  • A House of Raeford plant in NC showed a low injury rate of 3.5/ 100 workers, suspiciously below the 16.6/100 worker average that government statistics track—a rate that is criticized by workers and advocates as artificially low in itself.
  • OSHA officials admit that 2-3 times as many injuries have probably gone unreported.  
  • OSHA inspections of poultry plants have dropped to their lowest rate in 15 years.  
  • Fines for serious violations—including conditions that could case death or disabling injuries—are usually cut by more than half, to an average of $1100 (found the Charlotte Observer investigators in NC).  “Tyson Foods, a multi-billion dollar company, makes that much profit every 3 minutes,” Observer reporters wrote.
  • In a Duke University study conducted by epidemiologist Dr. Hester Lipscomb, of 300 workers interviewed, 43% reported symptoms of musculoskeletal disorders.  
  • Similarly, in a Wake Forest University study conducted by Dr. Sara Quandt 46% of poultry workers surveyed reported problems with their arm, wrist or hand.  
  • Employers are no longer required to track injuries that are caused by repetitive work.  
  • Government is inspecting poultry plants less because fewer injuries are being reported, yet it rarely checks to see if these reports are accurate.  This has led to the House Labor and Education Committee to call for a hearing on OSHA record keeping.

Silencing Workers

  • In a Duke University study conducted by epidemiologist Dr. Hester Lipscomb, of 300 workers interviewed, 89.3% rated the possibility of possibility of being injured at work in the next 12 months very likely;
  • only 19% said that supervisors did as much as possible to make their job safe, whereas 64.5% said that they felt their supervisors were only interested in doing the job fast and cheap; 
  • Workers who complain are often told the door is open for them to leave and that there are hundreds of others waiting for their job 
  • Job turnover is over 100% per year 
  • The rise of safety-incentive programs discourages workers from reporting injuries.
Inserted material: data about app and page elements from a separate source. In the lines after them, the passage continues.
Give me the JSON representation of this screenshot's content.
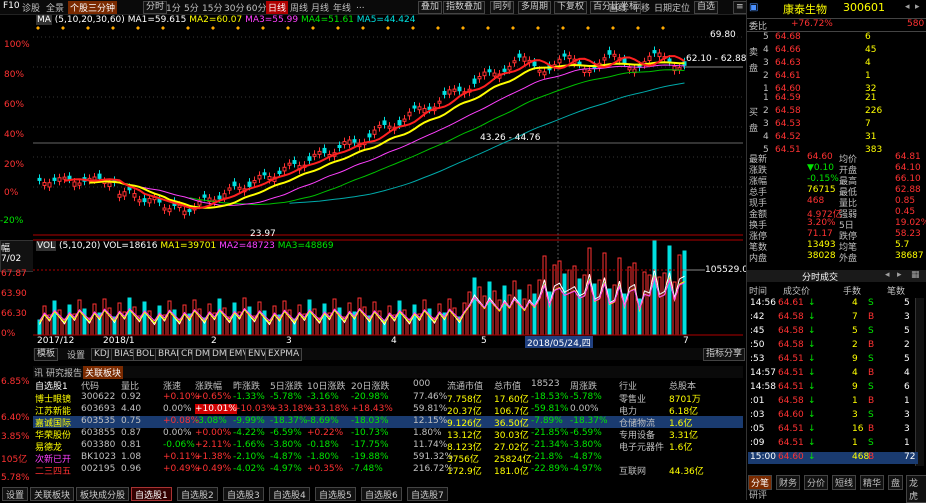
{
  "toolbar": {
    "f10": "F10",
    "diagnose": "诊股",
    "full": "全景",
    "stock_trend": "个股三分钟",
    "periods": [
      "分时",
      "1分",
      "5分",
      "15分",
      "30分",
      "60分",
      "日线",
      "周线",
      "月线",
      "年线"
    ],
    "more": "...",
    "overlay": "叠加",
    "indicator_overlay": "指数叠加",
    "same_list": "同列",
    "multi_cycle": "多周期",
    "adjust": "下复权",
    "range": "百分比坐标",
    "draw": "画线",
    "pan": "平移",
    "locate": "日期定位",
    "self_select": "自选"
  },
  "ma_legend": {
    "label": "MA",
    "params": "(5,10,20,30,60)",
    "ma1": "MA1=59.615",
    "ma2": "MA2=60.07",
    "ma3": "MA3=55.99",
    "ma4": "MA4=51.61",
    "ma5": "MA5=44.424"
  },
  "vol_legend": {
    "label": "VOL",
    "params": "(5,10,20)",
    "vol": "VOL=18616",
    "ma1": "MA1=39701",
    "ma2": "MA2=48723",
    "ma3": "MA3=48869",
    "peak": "105529.00"
  },
  "price_axis": [
    "100%",
    "80%",
    "60%",
    "40%",
    "20%",
    "0%",
    "-20%"
  ],
  "price_marks": {
    "high": "69.80",
    "range": "62.10 - 62.88",
    "mid": "43.26 - 44.76",
    "low": "23.97"
  },
  "time_axis": [
    "2017/12",
    "2018/1",
    "2",
    "3",
    "4",
    "5",
    "2018/05/24,四",
    "7"
  ],
  "indicator_tabs": [
    "模板",
    "设置",
    "KDJ",
    "BIAS",
    "BOLL",
    "BRAR",
    "CR",
    "DMA",
    "DMI",
    "EMV",
    "ENV",
    "EXPMA"
  ],
  "indicator_more": "指标分享",
  "left_info": [
    "幅",
    "7/02",
    "6.85%",
    "6.40%",
    "3.85%",
    "105亿",
    "5.78%",
    "65.00",
    "67.87",
    "63.90",
    "66.30",
    "0%"
  ],
  "left_side_labels": [
    "日线",
    "设置",
    "指标"
  ],
  "news_tabs": [
    "讯",
    "研究报告",
    "关联板块"
  ],
  "stock_title": {
    "name": "康泰生物",
    "code": "300601"
  },
  "ratio": {
    "label": "委比",
    "value": "+76.72%",
    "diff_label": "",
    "diff": "580"
  },
  "sell_orders": [
    {
      "level": "5",
      "price": "64.68",
      "vol": "6"
    },
    {
      "level": "4",
      "price": "64.66",
      "vol": "45"
    },
    {
      "level": "3",
      "price": "64.63",
      "vol": "4"
    },
    {
      "level": "2",
      "price": "64.61",
      "vol": "1"
    },
    {
      "level": "1",
      "price": "64.60",
      "vol": "32"
    }
  ],
  "buy_orders": [
    {
      "level": "1",
      "price": "64.59",
      "vol": "21"
    },
    {
      "level": "2",
      "price": "64.58",
      "vol": "226"
    },
    {
      "level": "3",
      "price": "64.53",
      "vol": "7"
    },
    {
      "level": "4",
      "price": "64.52",
      "vol": "31"
    },
    {
      "level": "5",
      "price": "64.51",
      "vol": "383"
    }
  ],
  "side_labels": {
    "sell": "卖盘",
    "buy": "买盘"
  },
  "quote": [
    [
      "最新",
      "64.60",
      "均价",
      "64.81"
    ],
    [
      "涨跌",
      "▼0.10",
      "开盘",
      "64.10"
    ],
    [
      "涨幅",
      "-0.15%",
      "最高",
      "66.10"
    ],
    [
      "总手",
      "76715",
      "最低",
      "62.88"
    ],
    [
      "现手",
      "468",
      "量比",
      "0.85"
    ],
    [
      "金额",
      "4.972亿",
      "强弱",
      "0.45"
    ],
    [
      "换手",
      "3.20%",
      "5日",
      "19.02%"
    ],
    [
      "涨停",
      "71.17",
      "跌停",
      "58.23"
    ],
    [
      "笔数",
      "13493",
      "均笔",
      "5.7"
    ],
    [
      "内盘",
      "38028",
      "外盘",
      "38687"
    ]
  ],
  "ticks_title": "分时成交",
  "ticks_header": [
    "时间",
    "成交价",
    "手数",
    "笔数"
  ],
  "ticks": [
    [
      "14:56",
      "64.61",
      "4",
      "5"
    ],
    [
      ":42",
      "64.58",
      "7",
      "3"
    ],
    [
      ":45",
      "64.58",
      "5",
      "5"
    ],
    [
      ":50",
      "64.58",
      "2",
      "2"
    ],
    [
      ":53",
      "64.51",
      "9",
      "5"
    ],
    [
      "14:57",
      "64.51",
      "4",
      "4"
    ],
    [
      "14:58",
      "64.51",
      "9",
      "6"
    ],
    [
      ":01",
      "64.58",
      "1",
      "1"
    ],
    [
      ":03",
      "64.60",
      "3",
      "3"
    ],
    [
      ":05",
      "64.51",
      "16",
      "3"
    ],
    [
      ":09",
      "64.51",
      "1",
      "1"
    ],
    [
      "15:00",
      "64.60",
      "468",
      "72"
    ]
  ],
  "bottom_right_tabs": [
    "分笔",
    "财务",
    "分价",
    "短线",
    "精华",
    "盘",
    "龙虎"
  ],
  "bottom_right_extra": "研评",
  "table_header": [
    "自选股1",
    "代码",
    "量比",
    "涨速",
    "涨跌幅",
    "昨涨跌",
    "5日涨跌",
    "10日涨跌",
    "20日涨跌",
    "000",
    "流通市值",
    "总市值",
    "18523",
    "周涨跌",
    "行业",
    "总股本"
  ],
  "table_rows": [
    [
      "博士眼镜",
      "300622",
      "0.92",
      "+0.10%",
      "+0.65%",
      "-1.33%",
      "-5.78%",
      "-3.16%",
      "-20.98%",
      "77.46%",
      "7.758亿",
      "17.60亿",
      "-18.53%",
      "-5.78%",
      "零售业",
      "8701万"
    ],
    [
      "江苏新能",
      "603693",
      "4.40",
      "0.00%",
      "+10.01%",
      "+10.03%",
      "+33.18%",
      "+33.18%",
      "+18.43%",
      "59.81%",
      "20.37亿",
      "106.7亿",
      "-59.81%",
      "0.00%",
      "电力",
      "6.18亿"
    ],
    [
      "嘉诚国际",
      "603535",
      "0.75",
      "+0.08%",
      "-3.08%",
      "-9.99%",
      "-18.37%",
      "-8.69%",
      "-18.03%",
      "12.15%",
      "9.126亿",
      "36.50亿",
      "-7.89%",
      "-18.37%",
      "仓储物流",
      "1.6亿"
    ],
    [
      "华荣股份",
      "603855",
      "0.87",
      "0.00%",
      "+0.00%",
      "-4.22%",
      "-6.59%",
      "+0.22%",
      "-10.73%",
      "1.80%",
      "13.12亿",
      "30.03亿",
      "-21.85%",
      "-6.59%",
      "专用设备",
      "3.31亿"
    ],
    [
      "易德龙",
      "603380",
      "0.81",
      "-0.06%",
      "+2.11%",
      "-1.66%",
      "-3.80%",
      "-0.18%",
      "-17.75%",
      "11.74%",
      "8.123亿",
      "27.02亿",
      "-21.34%",
      "-3.80%",
      "电子元器件",
      "1.6亿"
    ],
    [
      "次新已开",
      "BK1023",
      "1.08",
      "+0.11%",
      "+1.38%",
      "-2.10%",
      "-4.87%",
      "-1.80%",
      "-19.88%",
      "591.32%",
      "3756亿",
      "25824亿",
      "-21.8%",
      "-4.87%",
      "",
      ""
    ],
    [
      "二三四五",
      "002195",
      "0.96",
      "+0.49%",
      "+0.49%",
      "-4.02%",
      "-4.97%",
      "+0.35%",
      "-7.48%",
      "216.72%",
      "172.9亿",
      "181.0亿",
      "-22.89%",
      "-4.97%",
      "互联网",
      "44.36亿"
    ]
  ],
  "bottom_tabs": [
    "设置",
    "关联板块",
    "板块成分股",
    "自选股1",
    "自选股2",
    "自选股3",
    "自选股4",
    "自选股5",
    "自选股6",
    "自选股7"
  ],
  "chart_data": {
    "type": "candlestick",
    "ma": [
      59.615,
      60.07,
      55.99,
      51.61,
      44.424
    ],
    "volume_peak": 105529,
    "high_mark": 69.8,
    "low_mark": 23.97
  },
  "colors": {
    "up": "#ff3232",
    "down": "#00e0e0",
    "ma1": "#ffffff",
    "ma2": "#ffff00",
    "ma3": "#ff40ff",
    "ma4": "#00ff00",
    "ma5": "#00aaaa"
  }
}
These programs typically function where workers are awarded for reaching certain production goals without any reported lost work time injuries. Workers are rewarded with prizes varying from a free chicken lunch to T-shirts, gift certificates, bonus pay or even an entry into a raffle to win a free pick up truck. Workers put pressure on their fellow workers not to report injuries so that they don’t blow their chance for the whole department to win the prize.


Facts from "North Carolina's Poultry Industry by the Numbers."  
Download the fact sheet for references.